A top official at the Organization for Economic Cooperation and Development (OECD), which is hosting talks on a global corporate tax being pushed by the Biden administration, said a 15 percent minimum rate would be a “very significant step forward” that still leaves countries with enough scope to compete to attract multinationals to their jurisdictions.
OECD Secretary-General Mathias Cormann made the remarks in an interview with Bloomberg on June 7, which followed a landmark agreement on the tax on June 5 among senior officials from the Group of Seven (G-7) countries, which includes the United States.

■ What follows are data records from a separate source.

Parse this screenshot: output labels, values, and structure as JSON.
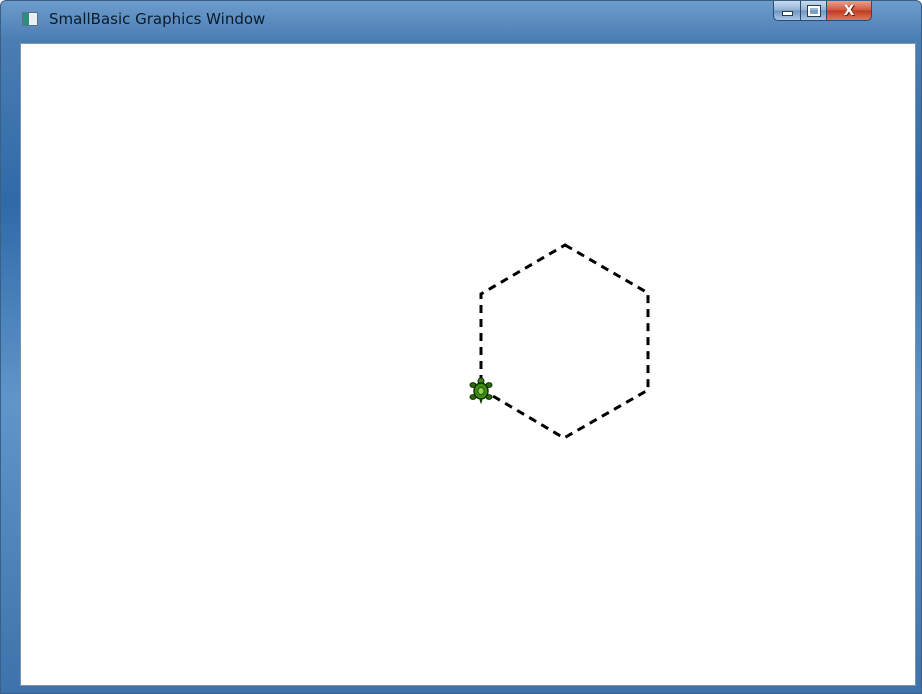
{
  "window": {
    "title": "SmallBasic Graphics Window",
    "icon": "smallbasic-app-icon",
    "controls": {
      "minimize": "minimize-icon",
      "maximize": "maximize-icon",
      "close_glyph": "X"
    }
  },
  "canvas": {
    "background": "#ffffff",
    "shape": "hexagon",
    "line_style": "dashed",
    "line_color": "#000000",
    "turtle": {
      "icon": "turtle-icon",
      "shell_color": "#3c8a12"
    }
  }
}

The G-7 countries agreed to a minimum global corporate tax rate of at least 15 percent, which would apply to overseas profits.
“It’s important we strike the right balance,” Cormann told Bloomberg. “If we were able to achieve a circumstance where all multinational companies operating globally are required to pay at least 15 percent on their profits, I think that is a very significant step forward” that would still leave enough room for “appropriate competition.”
In May, the U.S. Treasury Department said it would push for a 15 percent global corporate tax rate as a “floor” from which “discussions should continue to be ambitious and push that rate higher.”
Treasury Secretary Janet Yellen first proposed a 21 percent global corporate minimum tax rate on U.S. multinationals in April as part of President Joe Biden’s $2.2 trillion infrastructure spending proposal, which would be financed largely by increasing the domestic U.S. corporate tax rate to 28 percent.
In calling for a 15 percent minimum tax on corporations, Treasury said in a statement that “with the global corporate minimum tax functionally set at zero today, there has been a race to the bottom on corporate taxes, undermining the United States’ and other countries’ ability to raise the revenue needed to make critical investments.”
A May analysis by Bloomberg Economics showed that the median tax rate for the world’s top 50 firms fell to 17.4 percent last year from 35.5 percent in 1990. Tech giants Facebook and Amazon both paid less than that in 2020, with rates of 12.2 percent and 11.8 percent, respectively.
While France and Germany backed the 21 percent, other countries have pushed for a lower rate, as previous OECD discussions on the subject had centered around 12.5 percent, the rate charged by Ireland.
The Biden administration’s efforts for the adoption of a global corporate minimum tax rate is a bid to at least partially counteract some of the disadvantages that might arise from the president’s proposal to raise the U.S. corporate tax rate to 28 percent, a move panned by Republicans and business groups as hurting the competitiveness of U.S. companies and slowing wage growth.
The G-7 agreement sets the stage for talks in July by the broader Group of Twenty (G-20) countries, which would then be followed by discussions among some 140 nations under the auspices of the OECD. If a deal is reached at that level, individual countries would still need to pass laws to implement it.
Some economists have voiced skepticism over the Biden administration’s push for a global minimum tax rate for corporations, saying not only would it “frustrate” the free market, but it would face pushback from lawmakers in various countries.
“At the end of the day, any international agreement is essentially toothless due to the existence of national sovereignty,” Gigi Foster, professor of economics at the University of New South Wales (NSW), told The Epoch Times.
“The incentive for individual countries to offer appealing tax treatment will remain, no matter how strong the international pressure on a country to conform to some nominated standard.”
Daniel Teng and Reuters contributed to this report.